As SaportaReport grows in stature and influence, your clients’ opportunities will as well. So take the lead and explore this new medium for your clients. Secure their topic before a competitor does. I believe you’ll agree, it’s the next big thing….read the full article here.
Although we interview qualified candidates for our PR firm year-round, our email inboxes get especially full this time of year as another class of public relations students approach graduation time.
Just looking at the documents a candidate initially sends us completes much of our intelligence work on prospective teammates. When a résumé comes in by email, our fingers linger above the delete button, ready to press it should we find any of these items in the included documents:
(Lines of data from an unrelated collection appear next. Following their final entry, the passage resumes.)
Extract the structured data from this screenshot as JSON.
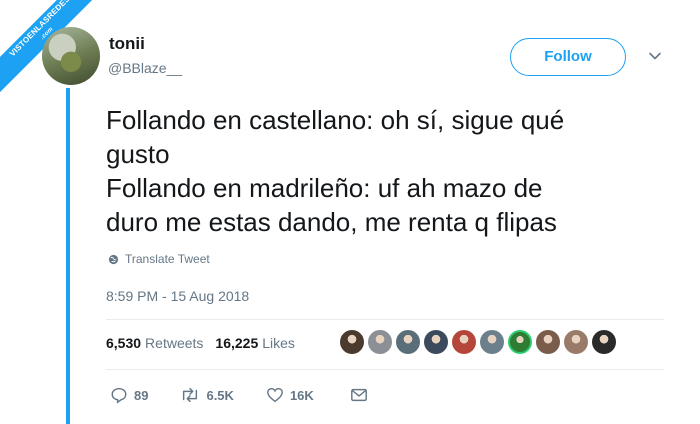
{
  "ribbon": {
    "text": "VISTOENLASREDES",
    "sub": ".com"
  },
  "user": {
    "name": "tonii",
    "handle": "@BBlaze__"
  },
  "follow_label": "Follow",
  "tweet": {
    "lines": [
      "Follando en castellano: oh sí, sigue qué",
      "gusto",
      "Follando en madrileño: uf ah mazo de",
      "duro me estas dando, me renta q flipas"
    ]
  },
  "translate_label": "Translate Tweet",
  "timestamp": "8:59 PM - 15 Aug 2018",
  "stats": {
    "retweets_count": "6,530",
    "retweets_label": "Retweets",
    "likes_count": "16,225",
    "likes_label": "Likes"
  },
  "likers": [
    {
      "color": "#4a3b2e"
    },
    {
      "color": "#8c8f96"
    },
    {
      "color": "#5a6e7a"
    },
    {
      "color": "#3b4a5c"
    },
    {
      "color": "#b5473a"
    },
    {
      "color": "#6b7f8c"
    },
    {
      "color": "#2e7d32"
    },
    {
      "color": "#7a5c4a"
    },
    {
      "color": "#9a7b6a"
    },
    {
      "color": "#2a2a2a"
    }
  ],
  "actions": {
    "replies": "89",
    "retweets": "6.5K",
    "likes": "16K"
  },
  "colors": {
    "accent": "#1da1f2",
    "muted": "#657786",
    "text": "#14171a"
  }
}
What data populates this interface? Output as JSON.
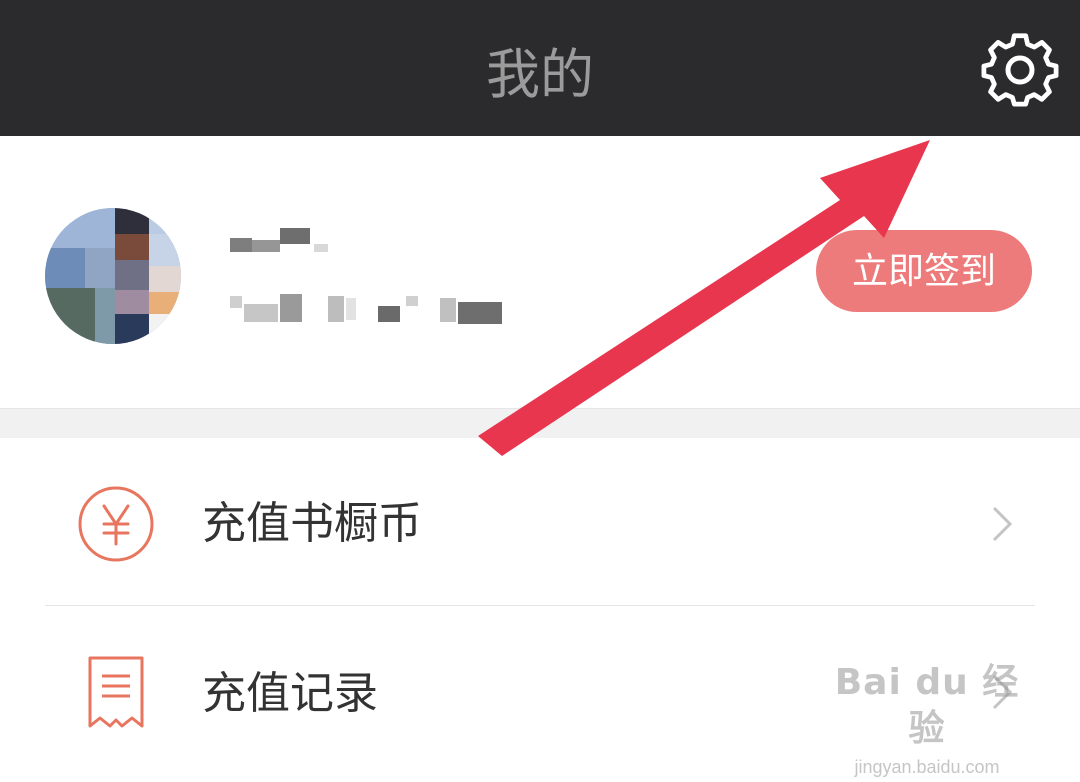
{
  "header": {
    "title": "我的",
    "settings_icon": "gear-icon"
  },
  "profile": {
    "checkin_label": "立即签到"
  },
  "menu": [
    {
      "label": "充值书橱币",
      "icon": "yen-circle-icon"
    },
    {
      "label": "充值记录",
      "icon": "receipt-icon"
    }
  ],
  "watermark": {
    "brand": "Bai du 经验",
    "url": "jingyan.baidu.com"
  },
  "colors": {
    "topbar": "#2b2b2d",
    "accent": "#ee7b7b",
    "icon": "#e8765f",
    "arrow": "#e8364f"
  }
}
Bad document name:If the résumé document itself is named “PR version,” then we know you aren’t focused on our industry, but instead are casting a wide net.
Signs of mass email distribution: If the email or letter is addressed to “Hiring Manager” or “HR Department” or “To Whom it May Concern,” then we know the candidate never researched our company before pressing “send.” So we press delete.
Verbosity: if a student in college can’t condense his or her brief history into one page, then we know they won’t meet our firm’s mission to develop “Clear Messages in a Cluttered World.”
Self-centeredness: If their introductory narrative is all about what a job at our firm can do for the applicant and his or her career, then we figure another firm can accommodate their needs.
No work history: you don’t have to have internships with other PR firms, but having no work history at all is a sign we’ll have to train you on a lot of basics. We once had to advise a young employee of the value of showering before coming to work!
So that’s just a list of what we can discern from looking at the résumés. You can imagine what we find when we type a candidate’s name into Google! We’ll save that for another posting.…read the full article here.
March 4th was National Grammar Day – did you not celebrate? The day serves as not only a celebration of language, but also as a day to raise awareness of what it means to write and speak well. At Schroder PR, we take an AP style quiz before our staff meetings twice a month, so I’ll use some feedback from those to begin.
Firstly, adverbs have to be one of the most wrongly used parts of speech. For example, bad versus badly is surprisingly confusing. Sometimes I want to use “badly” because I think I need an adverb in my sentences, when I should simply be using, “bad.” For example, “I feel badly about that.” That sentence could be interpreted as meaning your sense of touch is bad. So, remember: when you’re sick, you feel bad. When you’re remorseful, you feel bad about it.
Who and whom are another example of words that are habitually interchanged, but it’s actually a fairly easy rule to remember. “Who” refers to the subject of a sentence, and “whom” refers to the object of a sentence. If you can answer the question with him, use whom. If you can answer the questions with he, use who.
Let’s try it. (Who/Whom) will we listen to tonight? We will listen to him. In this example, “Whom” is appropriate. (Who/Whom) will accept the delivery? He will accept the delivery. In this example, “Who” is appropriate.
Another mistake that I didn’t realize was so common until I was asked about it last week – using apostrophes in inappropriate places. I’ve noticed that people love apostrophes. Have you ever seen this: “90’s?” Why would the ‘90s be possessive? You should either write it as “the 1990s,” or “the ‘90s.” Apostrophes indicate possession or are used in contractions, but they do not denote plurality.
Hope you all had a wonderful National Grammar Day! I can’t wait until next year! In the meantime, please share your list of annoying grammatical errors you see regularly…read the full article here.